We started our 6 week Spring sailing adventure about a week ago and spent the last week at Fisherman’s Village Marina.  I finished a bunch of upgrades that have been ongoing on Terrapin since I bought her last May.  The most important is the modernizing of the electronics and navigation systems. This includes a new chartplotter mounted at the helm.  It is a so-called multifunction display which means it can process and display data from any device connected to it; wind direction, wind speed, AIS, compass heading, rudder angle, autopilot control, GPS position, and of course the chart showing where we are.  This is all made possible by a new industry standard connectivity called NMEA 2000.  There is a single cable (backbone) running down the mast from the wind speed/direction sensor all the way to the stern of the boat. Each device is then connected to the backbone with a T connector and a short “drop cable”.  The result is that every device has access to all the data in the system.  Laura calls it the spinal cord, a good analogy!  Well, I spent about 5 days hooking it all up and surprise, surprise, it all worked! I also installed a new helm seat raised up about 5 inches so we have a better view, a new toilet pump, and a bunch of other minor items.  We also had a visit from Mack Sails to adjust the rigging.  The original head stay was supposed to be adjustable and somewhere along the line, a fixed length stay was installed.  This meant you could not adjust the tension, and thus the angle of the mast.  Mack Sails, who installed our new sails last November, came out and added a turnbuckle to the head stay and helped get the rigging adjusted properly.  I can’t wait to sail her, there should be a big improvement.
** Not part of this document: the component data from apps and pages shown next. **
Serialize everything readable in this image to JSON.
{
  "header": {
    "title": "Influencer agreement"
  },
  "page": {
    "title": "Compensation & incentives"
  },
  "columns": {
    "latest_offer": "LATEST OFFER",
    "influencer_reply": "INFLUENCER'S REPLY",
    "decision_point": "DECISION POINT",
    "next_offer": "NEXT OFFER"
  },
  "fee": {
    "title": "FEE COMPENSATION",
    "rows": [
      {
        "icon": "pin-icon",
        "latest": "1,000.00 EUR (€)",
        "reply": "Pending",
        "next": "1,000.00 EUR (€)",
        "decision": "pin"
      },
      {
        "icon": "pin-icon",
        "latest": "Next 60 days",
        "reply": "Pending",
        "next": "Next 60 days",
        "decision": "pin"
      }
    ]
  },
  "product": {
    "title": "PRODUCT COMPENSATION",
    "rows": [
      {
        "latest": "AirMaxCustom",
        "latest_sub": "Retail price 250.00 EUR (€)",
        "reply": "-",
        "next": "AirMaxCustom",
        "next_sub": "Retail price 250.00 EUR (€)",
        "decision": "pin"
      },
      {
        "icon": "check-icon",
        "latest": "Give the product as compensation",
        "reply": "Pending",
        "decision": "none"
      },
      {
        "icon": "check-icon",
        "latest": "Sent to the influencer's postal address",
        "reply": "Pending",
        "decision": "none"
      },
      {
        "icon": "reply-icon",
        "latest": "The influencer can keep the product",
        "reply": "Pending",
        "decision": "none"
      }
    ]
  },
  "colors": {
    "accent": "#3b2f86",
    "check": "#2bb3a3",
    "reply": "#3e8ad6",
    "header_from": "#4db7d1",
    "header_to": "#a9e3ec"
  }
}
Prop Pitch Matters

Terrapin prop after re-pitching

When you run a boat under power, the prop size and pitch needs to be matched to the maximum speed of the boat as well as the maximum rated RPM of the engine.  In other words, at wide open throttle (WOT), the boat should reach its maximum (comfortable) cruising speed and the engine should be operating at its rated maximum RPM.
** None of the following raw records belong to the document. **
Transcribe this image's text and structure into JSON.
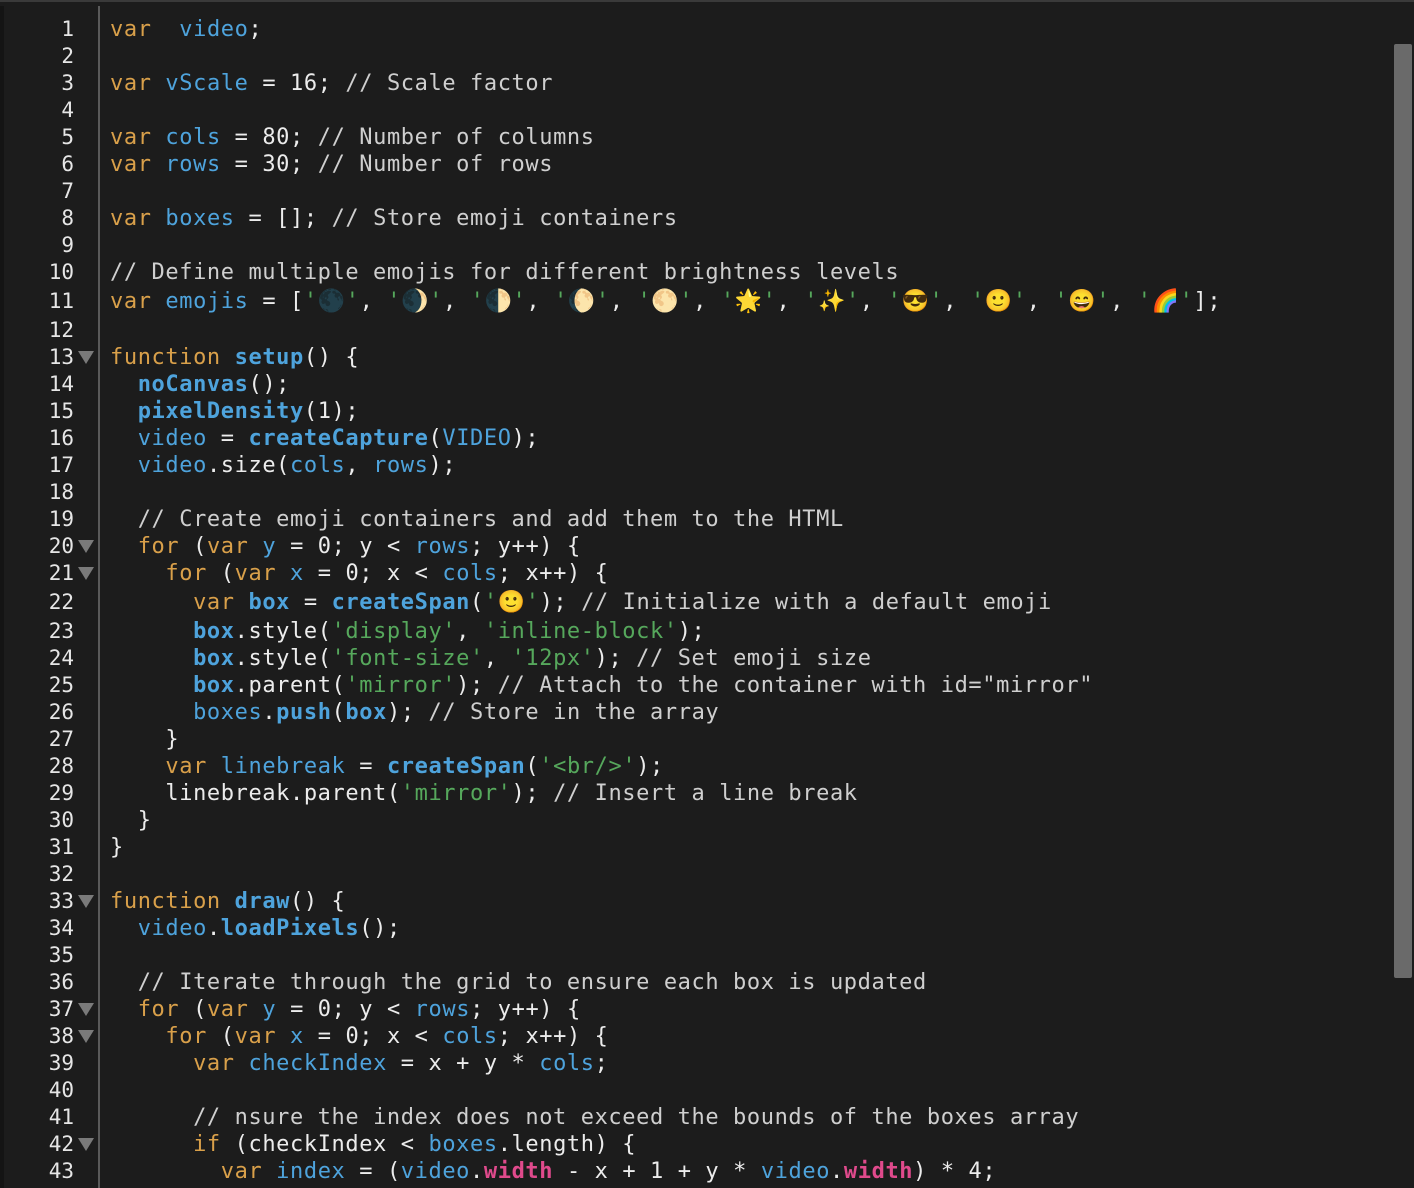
{
  "editor": {
    "lines": [
      {
        "n": "1",
        "fold": false,
        "tokens": [
          [
            "kw",
            "var"
          ],
          [
            "",
            "  "
          ],
          [
            "var",
            "video"
          ],
          [
            "",
            ";"
          ]
        ]
      },
      {
        "n": "2",
        "fold": false,
        "tokens": []
      },
      {
        "n": "3",
        "fold": false,
        "tokens": [
          [
            "kw",
            "var"
          ],
          [
            "",
            " "
          ],
          [
            "var",
            "vScale"
          ],
          [
            "",
            " = 16; "
          ],
          [
            "cm",
            "// Scale factor"
          ]
        ]
      },
      {
        "n": "4",
        "fold": false,
        "tokens": []
      },
      {
        "n": "5",
        "fold": false,
        "tokens": [
          [
            "kw",
            "var"
          ],
          [
            "",
            " "
          ],
          [
            "var",
            "cols"
          ],
          [
            "",
            " = 80; "
          ],
          [
            "cm",
            "// Number of columns"
          ]
        ]
      },
      {
        "n": "6",
        "fold": false,
        "tokens": [
          [
            "kw",
            "var"
          ],
          [
            "",
            " "
          ],
          [
            "var",
            "rows"
          ],
          [
            "",
            " = 30; "
          ],
          [
            "cm",
            "// Number of rows"
          ]
        ]
      },
      {
        "n": "7",
        "fold": false,
        "tokens": []
      },
      {
        "n": "8",
        "fold": false,
        "tokens": [
          [
            "kw",
            "var"
          ],
          [
            "",
            " "
          ],
          [
            "var",
            "boxes"
          ],
          [
            "",
            " = []; "
          ],
          [
            "cm",
            "// Store emoji containers"
          ]
        ]
      },
      {
        "n": "9",
        "fold": false,
        "tokens": []
      },
      {
        "n": "10",
        "fold": false,
        "tokens": [
          [
            "cm",
            "// Define multiple emojis for different brightness levels"
          ]
        ]
      },
      {
        "n": "11",
        "fold": false,
        "tall": true,
        "tokens": [
          [
            "kw",
            "var"
          ],
          [
            "",
            " "
          ],
          [
            "var",
            "emojis"
          ],
          [
            "",
            " = ["
          ],
          [
            "str",
            "'🌑'"
          ],
          [
            "",
            ", "
          ],
          [
            "str",
            "'🌒'"
          ],
          [
            "",
            ", "
          ],
          [
            "str",
            "'🌓'"
          ],
          [
            "",
            ", "
          ],
          [
            "str",
            "'🌔'"
          ],
          [
            "",
            ", "
          ],
          [
            "str",
            "'🌕'"
          ],
          [
            "",
            ", "
          ],
          [
            "str",
            "'🌟'"
          ],
          [
            "",
            ", "
          ],
          [
            "str",
            "'✨'"
          ],
          [
            "",
            ", "
          ],
          [
            "str",
            "'😎'"
          ],
          [
            "",
            ", "
          ],
          [
            "str",
            "'🙂'"
          ],
          [
            "",
            ", "
          ],
          [
            "str",
            "'😄'"
          ],
          [
            "",
            ", "
          ],
          [
            "str",
            "'🌈'"
          ],
          [
            "",
            "];"
          ]
        ]
      },
      {
        "n": "12",
        "fold": false,
        "tokens": []
      },
      {
        "n": "13",
        "fold": true,
        "tokens": [
          [
            "kw",
            "function"
          ],
          [
            "",
            " "
          ],
          [
            "fn",
            "setup"
          ],
          [
            "",
            "() {"
          ]
        ]
      },
      {
        "n": "14",
        "fold": false,
        "tokens": [
          [
            "",
            "  "
          ],
          [
            "fn",
            "noCanvas"
          ],
          [
            "",
            "();"
          ]
        ]
      },
      {
        "n": "15",
        "fold": false,
        "tokens": [
          [
            "",
            "  "
          ],
          [
            "fn",
            "pixelDensity"
          ],
          [
            "",
            "(1);"
          ]
        ]
      },
      {
        "n": "16",
        "fold": false,
        "tokens": [
          [
            "",
            "  "
          ],
          [
            "var",
            "video"
          ],
          [
            "",
            " = "
          ],
          [
            "fn",
            "createCapture"
          ],
          [
            "",
            "("
          ],
          [
            "cst",
            "VIDEO"
          ],
          [
            "",
            ");"
          ]
        ]
      },
      {
        "n": "17",
        "fold": false,
        "tokens": [
          [
            "",
            "  "
          ],
          [
            "var",
            "video"
          ],
          [
            "",
            ".size("
          ],
          [
            "var",
            "cols"
          ],
          [
            "",
            ", "
          ],
          [
            "var",
            "rows"
          ],
          [
            "",
            ");"
          ]
        ]
      },
      {
        "n": "18",
        "fold": false,
        "tokens": []
      },
      {
        "n": "19",
        "fold": false,
        "tokens": [
          [
            "",
            "  "
          ],
          [
            "cm",
            "// Create emoji containers and add them to the HTML"
          ]
        ]
      },
      {
        "n": "20",
        "fold": true,
        "tokens": [
          [
            "",
            "  "
          ],
          [
            "kw",
            "for"
          ],
          [
            "",
            " ("
          ],
          [
            "kw",
            "var"
          ],
          [
            "",
            " "
          ],
          [
            "var",
            "y"
          ],
          [
            "",
            " = 0; y < "
          ],
          [
            "var",
            "rows"
          ],
          [
            "",
            "; y++) {"
          ]
        ]
      },
      {
        "n": "21",
        "fold": true,
        "tokens": [
          [
            "",
            "    "
          ],
          [
            "kw",
            "for"
          ],
          [
            "",
            " ("
          ],
          [
            "kw",
            "var"
          ],
          [
            "",
            " "
          ],
          [
            "var",
            "x"
          ],
          [
            "",
            " = 0; x < "
          ],
          [
            "var",
            "cols"
          ],
          [
            "",
            "; x++) {"
          ]
        ]
      },
      {
        "n": "22",
        "fold": false,
        "tall": true,
        "tokens": [
          [
            "",
            "      "
          ],
          [
            "kw",
            "var"
          ],
          [
            "",
            " "
          ],
          [
            "fn",
            "box"
          ],
          [
            "",
            " = "
          ],
          [
            "fn",
            "createSpan"
          ],
          [
            "",
            "("
          ],
          [
            "str",
            "'🙂'"
          ],
          [
            "",
            "); "
          ],
          [
            "cm",
            "// Initialize with a default emoji"
          ]
        ]
      },
      {
        "n": "23",
        "fold": false,
        "tokens": [
          [
            "",
            "      "
          ],
          [
            "fn",
            "box"
          ],
          [
            "",
            ".style("
          ],
          [
            "str",
            "'display'"
          ],
          [
            "",
            ", "
          ],
          [
            "str",
            "'inline-block'"
          ],
          [
            "",
            ");"
          ]
        ]
      },
      {
        "n": "24",
        "fold": false,
        "tokens": [
          [
            "",
            "      "
          ],
          [
            "fn",
            "box"
          ],
          [
            "",
            ".style("
          ],
          [
            "str",
            "'font-size'"
          ],
          [
            "",
            ", "
          ],
          [
            "str",
            "'12px'"
          ],
          [
            "",
            "); "
          ],
          [
            "cm",
            "// Set emoji size"
          ]
        ]
      },
      {
        "n": "25",
        "fold": false,
        "tokens": [
          [
            "",
            "      "
          ],
          [
            "fn",
            "box"
          ],
          [
            "",
            ".parent("
          ],
          [
            "str",
            "'mirror'"
          ],
          [
            "",
            "); "
          ],
          [
            "cm",
            "// Attach to the container with id=\"mirror\""
          ]
        ]
      },
      {
        "n": "26",
        "fold": false,
        "tokens": [
          [
            "",
            "      "
          ],
          [
            "var",
            "boxes"
          ],
          [
            "",
            "."
          ],
          [
            "fn",
            "push"
          ],
          [
            "",
            "("
          ],
          [
            "fn",
            "box"
          ],
          [
            "",
            "); "
          ],
          [
            "cm",
            "// Store in the array"
          ]
        ]
      },
      {
        "n": "27",
        "fold": false,
        "tokens": [
          [
            "",
            "    }"
          ]
        ]
      },
      {
        "n": "28",
        "fold": false,
        "tokens": [
          [
            "",
            "    "
          ],
          [
            "kw",
            "var"
          ],
          [
            "",
            " "
          ],
          [
            "var",
            "linebreak"
          ],
          [
            "",
            " = "
          ],
          [
            "fn",
            "createSpan"
          ],
          [
            "",
            "("
          ],
          [
            "str",
            "'<br/>'"
          ],
          [
            "",
            ");"
          ]
        ]
      },
      {
        "n": "29",
        "fold": false,
        "tokens": [
          [
            "",
            "    linebreak.parent("
          ],
          [
            "str",
            "'mirror'"
          ],
          [
            "",
            "); "
          ],
          [
            "cm",
            "// Insert a line break"
          ]
        ]
      },
      {
        "n": "30",
        "fold": false,
        "tokens": [
          [
            "",
            "  }"
          ]
        ]
      },
      {
        "n": "31",
        "fold": false,
        "tokens": [
          [
            "",
            "}"
          ]
        ]
      },
      {
        "n": "32",
        "fold": false,
        "tokens": []
      },
      {
        "n": "33",
        "fold": true,
        "tokens": [
          [
            "kw",
            "function"
          ],
          [
            "",
            " "
          ],
          [
            "fn",
            "draw"
          ],
          [
            "",
            "() {"
          ]
        ]
      },
      {
        "n": "34",
        "fold": false,
        "tokens": [
          [
            "",
            "  "
          ],
          [
            "var",
            "video"
          ],
          [
            "",
            "."
          ],
          [
            "fn",
            "loadPixels"
          ],
          [
            "",
            "();"
          ]
        ]
      },
      {
        "n": "35",
        "fold": false,
        "tokens": []
      },
      {
        "n": "36",
        "fold": false,
        "tokens": [
          [
            "",
            "  "
          ],
          [
            "cm",
            "// Iterate through the grid to ensure each box is updated"
          ]
        ]
      },
      {
        "n": "37",
        "fold": true,
        "tokens": [
          [
            "",
            "  "
          ],
          [
            "kw",
            "for"
          ],
          [
            "",
            " ("
          ],
          [
            "kw",
            "var"
          ],
          [
            "",
            " "
          ],
          [
            "var",
            "y"
          ],
          [
            "",
            " = 0; y < "
          ],
          [
            "var",
            "rows"
          ],
          [
            "",
            "; y++) {"
          ]
        ]
      },
      {
        "n": "38",
        "fold": true,
        "tokens": [
          [
            "",
            "    "
          ],
          [
            "kw",
            "for"
          ],
          [
            "",
            " ("
          ],
          [
            "kw",
            "var"
          ],
          [
            "",
            " "
          ],
          [
            "var",
            "x"
          ],
          [
            "",
            " = 0; x < "
          ],
          [
            "var",
            "cols"
          ],
          [
            "",
            "; x++) {"
          ]
        ]
      },
      {
        "n": "39",
        "fold": false,
        "tokens": [
          [
            "",
            "      "
          ],
          [
            "kw",
            "var"
          ],
          [
            "",
            " "
          ],
          [
            "var",
            "checkIndex"
          ],
          [
            "",
            " = x + y * "
          ],
          [
            "var",
            "cols"
          ],
          [
            "",
            ";"
          ]
        ]
      },
      {
        "n": "40",
        "fold": false,
        "tokens": []
      },
      {
        "n": "41",
        "fold": false,
        "tokens": [
          [
            "",
            "      "
          ],
          [
            "cm",
            "// nsure the index does not exceed the bounds of the boxes array"
          ]
        ]
      },
      {
        "n": "42",
        "fold": true,
        "tokens": [
          [
            "",
            "      "
          ],
          [
            "kw",
            "if"
          ],
          [
            "",
            " (checkIndex < "
          ],
          [
            "var",
            "boxes"
          ],
          [
            "",
            ".length) {"
          ]
        ]
      },
      {
        "n": "43",
        "fold": false,
        "tokens": [
          [
            "",
            "        "
          ],
          [
            "kw",
            "var"
          ],
          [
            "",
            " "
          ],
          [
            "var",
            "index"
          ],
          [
            "",
            " = ("
          ],
          [
            "var",
            "video"
          ],
          [
            "",
            "."
          ],
          [
            "pk",
            "width"
          ],
          [
            "",
            " - x + 1 + y * "
          ],
          [
            "var",
            "video"
          ],
          [
            "",
            "."
          ],
          [
            "pk",
            "width"
          ],
          [
            "",
            ") * 4;"
          ]
        ]
      }
    ]
  }
}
Our PDQ 32 LRC has two Yanmar 2GM20f Diesel engines, each rated at 18hp at a maximum RPM of 3600.  So, at WOT, the engines should be able to operate at about 3600 RPM and the boat should reach a speed of about 7 knots.
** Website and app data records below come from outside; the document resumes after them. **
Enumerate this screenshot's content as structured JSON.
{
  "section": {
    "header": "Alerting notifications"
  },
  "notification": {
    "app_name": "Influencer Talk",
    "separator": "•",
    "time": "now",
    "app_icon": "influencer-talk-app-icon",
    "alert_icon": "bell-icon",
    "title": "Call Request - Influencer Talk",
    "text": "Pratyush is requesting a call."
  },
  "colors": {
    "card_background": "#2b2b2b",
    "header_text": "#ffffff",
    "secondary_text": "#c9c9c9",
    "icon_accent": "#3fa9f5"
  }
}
When we bought the boat, she had upgraded 3 blade props (considered more efficient and smoother than the stock two bladed props).  However, when motoring on smooth water, the engines would only achieve 2800 RPM at WOT.  In addition, there was smoke in the exhaust indicating the engines were laboring too hard.  The analogy would be driving a car up a hill in 4th gear.  The car would go, but the engine would be lugging and operating at a suboptimal RPM. If you downshift, the RPM goes up, you have more horsepower, and the car runs more smoothly.  The term for this in boats is being over-propped. This is due to the pitch of the prop being too steep.

Fortunately, there are propeller specialist shops that can re-pitch props and they have sophisticated computer programs to determine the optimum prop pitch based on your boat, transmission and engine.  I used Coastal Props in Fort Meyers.  The existing props were 15” in diameter with a pitch of 12. After consulting with Coastal Props they ran the info through their program and decided that the pitch needed to be reduced to 9. I removed the props when the boat was on the hard, sent them to Coastal Props and they re-pitched, balanced and polished the props for $135.00 each, a bargain.

The improvement in engine performance was dramatic. I can now get almost 3600 RPM at WOT and comfortably cruise at 3200 rpm, much closer to the peak HP of the engines. The engines run much more smoothly and no more smoke! Diesel engines also need to periodically be run at their max rated RPM to burn off carbon from the valves and exhaust. The re-pitched props now allow me to do this.  Thus, for a small investment, I believe I have greatly increased the life of the diesels on Terrapin.